### Given data

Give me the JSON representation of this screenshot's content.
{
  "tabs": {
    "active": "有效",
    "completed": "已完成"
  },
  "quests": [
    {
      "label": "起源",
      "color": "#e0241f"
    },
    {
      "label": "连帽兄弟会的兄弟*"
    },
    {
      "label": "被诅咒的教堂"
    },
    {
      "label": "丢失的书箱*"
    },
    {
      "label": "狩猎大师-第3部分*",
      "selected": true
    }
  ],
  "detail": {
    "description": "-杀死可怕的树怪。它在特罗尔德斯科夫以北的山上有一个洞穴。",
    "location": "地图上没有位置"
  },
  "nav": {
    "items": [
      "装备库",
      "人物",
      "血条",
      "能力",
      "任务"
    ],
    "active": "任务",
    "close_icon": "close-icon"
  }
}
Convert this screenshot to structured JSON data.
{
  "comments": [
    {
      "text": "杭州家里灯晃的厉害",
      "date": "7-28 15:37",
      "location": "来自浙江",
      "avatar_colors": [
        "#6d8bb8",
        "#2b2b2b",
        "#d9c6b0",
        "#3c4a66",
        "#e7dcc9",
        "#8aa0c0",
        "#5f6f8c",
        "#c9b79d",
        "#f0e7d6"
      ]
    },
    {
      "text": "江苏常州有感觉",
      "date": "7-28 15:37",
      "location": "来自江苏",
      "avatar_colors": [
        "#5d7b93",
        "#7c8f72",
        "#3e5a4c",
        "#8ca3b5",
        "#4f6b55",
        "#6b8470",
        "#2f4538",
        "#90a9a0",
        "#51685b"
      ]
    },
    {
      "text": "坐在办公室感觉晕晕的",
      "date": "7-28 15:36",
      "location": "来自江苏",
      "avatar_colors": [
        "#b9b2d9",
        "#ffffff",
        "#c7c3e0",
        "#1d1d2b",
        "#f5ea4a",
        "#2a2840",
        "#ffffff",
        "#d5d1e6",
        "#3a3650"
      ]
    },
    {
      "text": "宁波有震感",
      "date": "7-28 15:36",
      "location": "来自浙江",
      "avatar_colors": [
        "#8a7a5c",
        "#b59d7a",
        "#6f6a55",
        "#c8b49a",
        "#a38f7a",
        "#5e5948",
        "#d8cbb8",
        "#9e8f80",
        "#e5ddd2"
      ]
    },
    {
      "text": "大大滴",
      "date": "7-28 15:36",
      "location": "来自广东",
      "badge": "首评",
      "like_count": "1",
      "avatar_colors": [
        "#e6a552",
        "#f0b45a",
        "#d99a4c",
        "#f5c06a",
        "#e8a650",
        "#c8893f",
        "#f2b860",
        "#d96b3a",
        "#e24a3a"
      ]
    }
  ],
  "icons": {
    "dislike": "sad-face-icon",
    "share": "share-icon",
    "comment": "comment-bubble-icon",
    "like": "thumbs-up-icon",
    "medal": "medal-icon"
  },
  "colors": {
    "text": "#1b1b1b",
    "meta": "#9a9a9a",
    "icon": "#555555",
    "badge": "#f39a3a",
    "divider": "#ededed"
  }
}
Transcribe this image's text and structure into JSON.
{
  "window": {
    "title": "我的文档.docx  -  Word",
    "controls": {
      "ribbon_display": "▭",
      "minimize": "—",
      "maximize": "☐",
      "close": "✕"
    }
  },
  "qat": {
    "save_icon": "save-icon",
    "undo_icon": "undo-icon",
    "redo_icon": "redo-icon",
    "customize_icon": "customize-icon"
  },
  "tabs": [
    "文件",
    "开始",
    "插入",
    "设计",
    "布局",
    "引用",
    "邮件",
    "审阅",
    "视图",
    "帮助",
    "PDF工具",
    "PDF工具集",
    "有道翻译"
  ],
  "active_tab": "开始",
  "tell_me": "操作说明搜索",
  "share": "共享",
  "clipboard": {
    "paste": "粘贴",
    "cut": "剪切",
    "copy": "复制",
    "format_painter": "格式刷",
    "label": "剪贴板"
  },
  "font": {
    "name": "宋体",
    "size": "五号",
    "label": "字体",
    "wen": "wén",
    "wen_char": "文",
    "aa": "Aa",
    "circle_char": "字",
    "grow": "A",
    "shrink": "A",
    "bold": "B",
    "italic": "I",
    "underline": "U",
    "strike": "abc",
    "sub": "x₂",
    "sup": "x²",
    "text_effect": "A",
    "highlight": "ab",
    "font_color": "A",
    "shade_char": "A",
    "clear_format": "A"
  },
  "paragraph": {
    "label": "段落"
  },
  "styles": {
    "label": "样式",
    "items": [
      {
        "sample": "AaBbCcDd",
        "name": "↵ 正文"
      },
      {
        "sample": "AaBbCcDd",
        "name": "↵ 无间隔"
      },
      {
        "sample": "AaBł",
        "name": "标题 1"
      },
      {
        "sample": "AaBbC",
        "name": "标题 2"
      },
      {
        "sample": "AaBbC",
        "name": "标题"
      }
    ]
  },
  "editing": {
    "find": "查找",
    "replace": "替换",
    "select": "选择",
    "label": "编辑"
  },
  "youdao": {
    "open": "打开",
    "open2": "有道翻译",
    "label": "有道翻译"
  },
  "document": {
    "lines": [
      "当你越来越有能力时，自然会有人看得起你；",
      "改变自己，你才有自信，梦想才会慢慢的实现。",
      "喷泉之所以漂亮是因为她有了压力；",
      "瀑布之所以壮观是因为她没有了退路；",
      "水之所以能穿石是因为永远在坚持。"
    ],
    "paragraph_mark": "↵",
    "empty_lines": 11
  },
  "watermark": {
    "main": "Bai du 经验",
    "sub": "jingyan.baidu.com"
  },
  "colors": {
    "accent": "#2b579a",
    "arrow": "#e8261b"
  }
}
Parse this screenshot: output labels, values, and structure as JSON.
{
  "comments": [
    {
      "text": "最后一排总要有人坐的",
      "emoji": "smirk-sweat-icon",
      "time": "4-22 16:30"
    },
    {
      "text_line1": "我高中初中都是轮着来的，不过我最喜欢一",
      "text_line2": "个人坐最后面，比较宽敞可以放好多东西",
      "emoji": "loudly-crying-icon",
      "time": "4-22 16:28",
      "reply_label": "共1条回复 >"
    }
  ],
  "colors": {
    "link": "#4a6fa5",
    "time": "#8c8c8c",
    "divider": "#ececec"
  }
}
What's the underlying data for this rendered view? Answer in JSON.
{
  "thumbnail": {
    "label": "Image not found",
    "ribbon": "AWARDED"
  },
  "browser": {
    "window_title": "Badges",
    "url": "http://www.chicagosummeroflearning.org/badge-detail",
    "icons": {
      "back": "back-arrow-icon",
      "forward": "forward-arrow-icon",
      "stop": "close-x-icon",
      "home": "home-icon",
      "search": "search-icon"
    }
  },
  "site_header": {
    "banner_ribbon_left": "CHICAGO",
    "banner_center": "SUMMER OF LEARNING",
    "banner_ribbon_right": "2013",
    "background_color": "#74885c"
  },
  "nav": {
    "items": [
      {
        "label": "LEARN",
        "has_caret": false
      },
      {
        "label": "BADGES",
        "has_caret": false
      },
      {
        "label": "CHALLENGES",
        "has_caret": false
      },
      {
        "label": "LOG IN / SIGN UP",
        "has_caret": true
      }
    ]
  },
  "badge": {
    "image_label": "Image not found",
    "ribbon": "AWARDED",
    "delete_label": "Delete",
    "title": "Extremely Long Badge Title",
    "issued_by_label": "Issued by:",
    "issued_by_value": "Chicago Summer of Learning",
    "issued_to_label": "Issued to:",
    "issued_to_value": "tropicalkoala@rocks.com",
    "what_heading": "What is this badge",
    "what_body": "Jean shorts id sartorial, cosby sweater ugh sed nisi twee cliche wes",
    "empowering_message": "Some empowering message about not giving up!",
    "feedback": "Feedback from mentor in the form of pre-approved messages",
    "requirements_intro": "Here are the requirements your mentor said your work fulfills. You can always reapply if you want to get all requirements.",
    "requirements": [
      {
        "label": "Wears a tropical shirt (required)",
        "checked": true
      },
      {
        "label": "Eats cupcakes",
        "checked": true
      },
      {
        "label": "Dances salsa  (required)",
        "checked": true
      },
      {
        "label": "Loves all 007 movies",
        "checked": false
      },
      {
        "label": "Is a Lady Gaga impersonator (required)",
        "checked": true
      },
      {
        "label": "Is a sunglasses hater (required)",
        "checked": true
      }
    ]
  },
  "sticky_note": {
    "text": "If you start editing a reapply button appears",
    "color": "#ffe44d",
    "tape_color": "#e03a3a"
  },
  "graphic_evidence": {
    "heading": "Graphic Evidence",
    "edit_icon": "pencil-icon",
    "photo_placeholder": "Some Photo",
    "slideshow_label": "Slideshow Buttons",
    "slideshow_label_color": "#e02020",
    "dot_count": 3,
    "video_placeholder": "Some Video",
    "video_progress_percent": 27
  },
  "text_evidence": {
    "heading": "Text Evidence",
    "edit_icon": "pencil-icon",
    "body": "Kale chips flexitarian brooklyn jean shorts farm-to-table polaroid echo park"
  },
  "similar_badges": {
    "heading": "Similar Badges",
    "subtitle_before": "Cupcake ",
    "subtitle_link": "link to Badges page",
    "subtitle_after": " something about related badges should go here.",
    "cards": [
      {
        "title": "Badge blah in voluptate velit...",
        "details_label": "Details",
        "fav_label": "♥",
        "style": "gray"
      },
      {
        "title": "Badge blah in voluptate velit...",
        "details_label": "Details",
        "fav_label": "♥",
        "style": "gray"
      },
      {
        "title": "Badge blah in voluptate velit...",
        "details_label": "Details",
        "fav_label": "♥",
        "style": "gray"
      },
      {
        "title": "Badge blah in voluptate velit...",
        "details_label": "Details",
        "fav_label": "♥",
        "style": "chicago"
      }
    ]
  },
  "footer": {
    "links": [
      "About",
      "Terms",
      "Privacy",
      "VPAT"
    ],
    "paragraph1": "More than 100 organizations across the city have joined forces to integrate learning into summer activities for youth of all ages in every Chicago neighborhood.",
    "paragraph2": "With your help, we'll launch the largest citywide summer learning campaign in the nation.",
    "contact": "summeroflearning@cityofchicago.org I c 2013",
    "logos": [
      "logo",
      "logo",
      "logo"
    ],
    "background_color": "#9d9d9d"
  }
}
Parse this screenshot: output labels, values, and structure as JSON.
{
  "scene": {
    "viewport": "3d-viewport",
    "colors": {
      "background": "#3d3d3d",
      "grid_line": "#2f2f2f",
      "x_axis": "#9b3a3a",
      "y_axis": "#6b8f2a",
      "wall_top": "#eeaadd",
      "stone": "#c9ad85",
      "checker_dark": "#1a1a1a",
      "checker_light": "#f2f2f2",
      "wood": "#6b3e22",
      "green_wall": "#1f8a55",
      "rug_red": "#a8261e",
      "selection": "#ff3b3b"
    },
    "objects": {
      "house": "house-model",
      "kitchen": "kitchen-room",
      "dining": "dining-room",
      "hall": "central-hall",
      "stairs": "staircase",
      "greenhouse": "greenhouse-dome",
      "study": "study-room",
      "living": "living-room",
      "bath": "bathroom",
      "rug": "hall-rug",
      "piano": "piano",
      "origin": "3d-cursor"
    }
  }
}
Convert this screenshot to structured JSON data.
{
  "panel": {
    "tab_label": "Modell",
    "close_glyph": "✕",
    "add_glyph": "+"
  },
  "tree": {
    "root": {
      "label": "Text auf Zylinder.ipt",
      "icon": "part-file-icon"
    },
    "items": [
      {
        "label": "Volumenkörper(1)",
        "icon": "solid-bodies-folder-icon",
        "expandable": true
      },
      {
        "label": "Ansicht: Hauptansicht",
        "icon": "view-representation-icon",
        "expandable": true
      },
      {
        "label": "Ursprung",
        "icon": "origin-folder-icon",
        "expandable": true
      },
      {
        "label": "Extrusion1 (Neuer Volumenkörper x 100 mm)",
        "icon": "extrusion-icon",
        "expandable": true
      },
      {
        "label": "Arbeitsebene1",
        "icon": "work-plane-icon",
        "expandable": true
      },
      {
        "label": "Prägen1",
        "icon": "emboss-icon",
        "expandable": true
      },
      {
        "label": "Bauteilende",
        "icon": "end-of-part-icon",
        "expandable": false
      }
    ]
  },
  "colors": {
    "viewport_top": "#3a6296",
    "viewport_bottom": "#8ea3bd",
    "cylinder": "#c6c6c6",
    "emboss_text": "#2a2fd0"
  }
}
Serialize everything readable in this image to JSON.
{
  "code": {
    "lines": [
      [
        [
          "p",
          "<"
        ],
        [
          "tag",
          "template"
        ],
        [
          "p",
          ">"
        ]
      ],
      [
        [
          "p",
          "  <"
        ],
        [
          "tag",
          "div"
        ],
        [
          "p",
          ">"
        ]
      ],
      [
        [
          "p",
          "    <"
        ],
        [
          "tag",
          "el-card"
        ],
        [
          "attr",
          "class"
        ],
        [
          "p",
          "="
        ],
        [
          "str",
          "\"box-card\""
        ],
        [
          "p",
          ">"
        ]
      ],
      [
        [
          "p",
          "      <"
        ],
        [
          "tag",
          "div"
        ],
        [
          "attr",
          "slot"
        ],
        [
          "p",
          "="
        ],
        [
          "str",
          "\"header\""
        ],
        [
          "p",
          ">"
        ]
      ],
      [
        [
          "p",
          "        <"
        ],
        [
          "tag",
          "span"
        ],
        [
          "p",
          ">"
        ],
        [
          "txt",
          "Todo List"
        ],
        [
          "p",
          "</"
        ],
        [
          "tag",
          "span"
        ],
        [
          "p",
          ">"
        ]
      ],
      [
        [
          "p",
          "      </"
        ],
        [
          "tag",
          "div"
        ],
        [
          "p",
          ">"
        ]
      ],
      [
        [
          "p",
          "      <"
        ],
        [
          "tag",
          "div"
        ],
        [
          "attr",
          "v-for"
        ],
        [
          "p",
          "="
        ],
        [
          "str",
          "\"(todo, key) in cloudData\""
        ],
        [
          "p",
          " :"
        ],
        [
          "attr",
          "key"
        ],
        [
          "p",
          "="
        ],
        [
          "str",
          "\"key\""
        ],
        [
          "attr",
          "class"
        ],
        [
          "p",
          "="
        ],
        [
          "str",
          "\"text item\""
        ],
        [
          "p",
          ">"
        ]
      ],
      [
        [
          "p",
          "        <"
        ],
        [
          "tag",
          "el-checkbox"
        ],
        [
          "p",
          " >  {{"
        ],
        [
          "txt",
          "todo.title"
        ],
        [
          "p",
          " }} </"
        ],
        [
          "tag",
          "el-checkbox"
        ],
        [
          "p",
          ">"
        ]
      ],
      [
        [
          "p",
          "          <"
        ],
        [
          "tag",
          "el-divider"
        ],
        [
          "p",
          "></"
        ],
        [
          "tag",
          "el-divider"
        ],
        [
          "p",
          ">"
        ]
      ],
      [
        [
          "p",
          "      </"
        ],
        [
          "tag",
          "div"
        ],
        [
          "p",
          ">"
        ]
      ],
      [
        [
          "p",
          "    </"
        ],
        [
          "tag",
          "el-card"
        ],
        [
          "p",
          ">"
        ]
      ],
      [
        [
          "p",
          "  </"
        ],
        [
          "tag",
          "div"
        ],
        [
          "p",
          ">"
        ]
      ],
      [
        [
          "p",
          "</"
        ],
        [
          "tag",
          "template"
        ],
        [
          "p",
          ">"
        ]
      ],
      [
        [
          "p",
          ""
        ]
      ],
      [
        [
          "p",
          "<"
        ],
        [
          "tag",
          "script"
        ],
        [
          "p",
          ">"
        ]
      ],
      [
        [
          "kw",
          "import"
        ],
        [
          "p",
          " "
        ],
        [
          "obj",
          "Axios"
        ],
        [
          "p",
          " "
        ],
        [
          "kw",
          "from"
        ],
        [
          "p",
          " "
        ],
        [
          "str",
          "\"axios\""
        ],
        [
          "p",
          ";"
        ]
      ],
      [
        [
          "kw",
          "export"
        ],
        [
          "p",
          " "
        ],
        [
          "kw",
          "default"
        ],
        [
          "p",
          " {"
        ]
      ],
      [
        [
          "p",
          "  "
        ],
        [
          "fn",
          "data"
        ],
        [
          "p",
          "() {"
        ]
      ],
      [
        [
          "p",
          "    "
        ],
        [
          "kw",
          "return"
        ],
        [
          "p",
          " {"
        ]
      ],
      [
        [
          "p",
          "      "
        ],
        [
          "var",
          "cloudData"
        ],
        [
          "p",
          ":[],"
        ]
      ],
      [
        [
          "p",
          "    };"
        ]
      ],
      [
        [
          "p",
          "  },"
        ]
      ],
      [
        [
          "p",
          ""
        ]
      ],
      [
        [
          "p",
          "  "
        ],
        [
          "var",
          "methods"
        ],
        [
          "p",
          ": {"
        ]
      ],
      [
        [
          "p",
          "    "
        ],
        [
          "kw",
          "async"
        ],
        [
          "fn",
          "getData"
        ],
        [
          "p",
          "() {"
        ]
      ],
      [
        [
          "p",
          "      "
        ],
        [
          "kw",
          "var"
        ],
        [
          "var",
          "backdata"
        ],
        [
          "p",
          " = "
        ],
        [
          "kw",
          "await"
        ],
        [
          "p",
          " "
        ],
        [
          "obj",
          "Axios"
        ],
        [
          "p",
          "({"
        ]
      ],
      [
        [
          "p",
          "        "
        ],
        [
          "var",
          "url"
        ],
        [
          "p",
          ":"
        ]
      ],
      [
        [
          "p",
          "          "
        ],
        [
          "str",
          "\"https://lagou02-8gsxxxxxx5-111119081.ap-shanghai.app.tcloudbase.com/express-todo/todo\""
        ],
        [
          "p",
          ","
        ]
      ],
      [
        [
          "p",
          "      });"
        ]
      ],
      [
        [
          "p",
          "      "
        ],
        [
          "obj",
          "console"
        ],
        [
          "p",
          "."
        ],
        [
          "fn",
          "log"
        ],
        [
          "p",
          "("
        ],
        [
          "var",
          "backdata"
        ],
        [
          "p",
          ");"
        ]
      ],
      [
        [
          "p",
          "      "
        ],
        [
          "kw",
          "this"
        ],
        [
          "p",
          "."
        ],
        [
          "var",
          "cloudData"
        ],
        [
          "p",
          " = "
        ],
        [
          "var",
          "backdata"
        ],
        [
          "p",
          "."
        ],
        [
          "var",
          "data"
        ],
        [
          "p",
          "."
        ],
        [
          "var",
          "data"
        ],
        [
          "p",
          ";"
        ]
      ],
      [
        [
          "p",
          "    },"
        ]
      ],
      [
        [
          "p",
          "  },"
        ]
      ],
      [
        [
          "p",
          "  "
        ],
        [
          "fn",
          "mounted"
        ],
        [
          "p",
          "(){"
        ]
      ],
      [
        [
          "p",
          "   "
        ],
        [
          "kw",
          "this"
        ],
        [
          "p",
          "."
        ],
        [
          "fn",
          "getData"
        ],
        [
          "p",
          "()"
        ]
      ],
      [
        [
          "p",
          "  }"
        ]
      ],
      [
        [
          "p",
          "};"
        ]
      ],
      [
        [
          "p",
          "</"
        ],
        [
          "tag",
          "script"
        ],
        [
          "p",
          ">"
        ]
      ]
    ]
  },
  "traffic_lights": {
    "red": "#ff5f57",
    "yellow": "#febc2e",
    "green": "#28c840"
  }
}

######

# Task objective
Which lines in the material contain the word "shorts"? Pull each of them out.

# Answer space
    "what_body": "Jean shorts id sartorial, cosby sweater ugh sed nisi twee cliche wes",
    "body": "Kale chips flexitarian brooklyn jean shorts farm-to-table polaroid echo park"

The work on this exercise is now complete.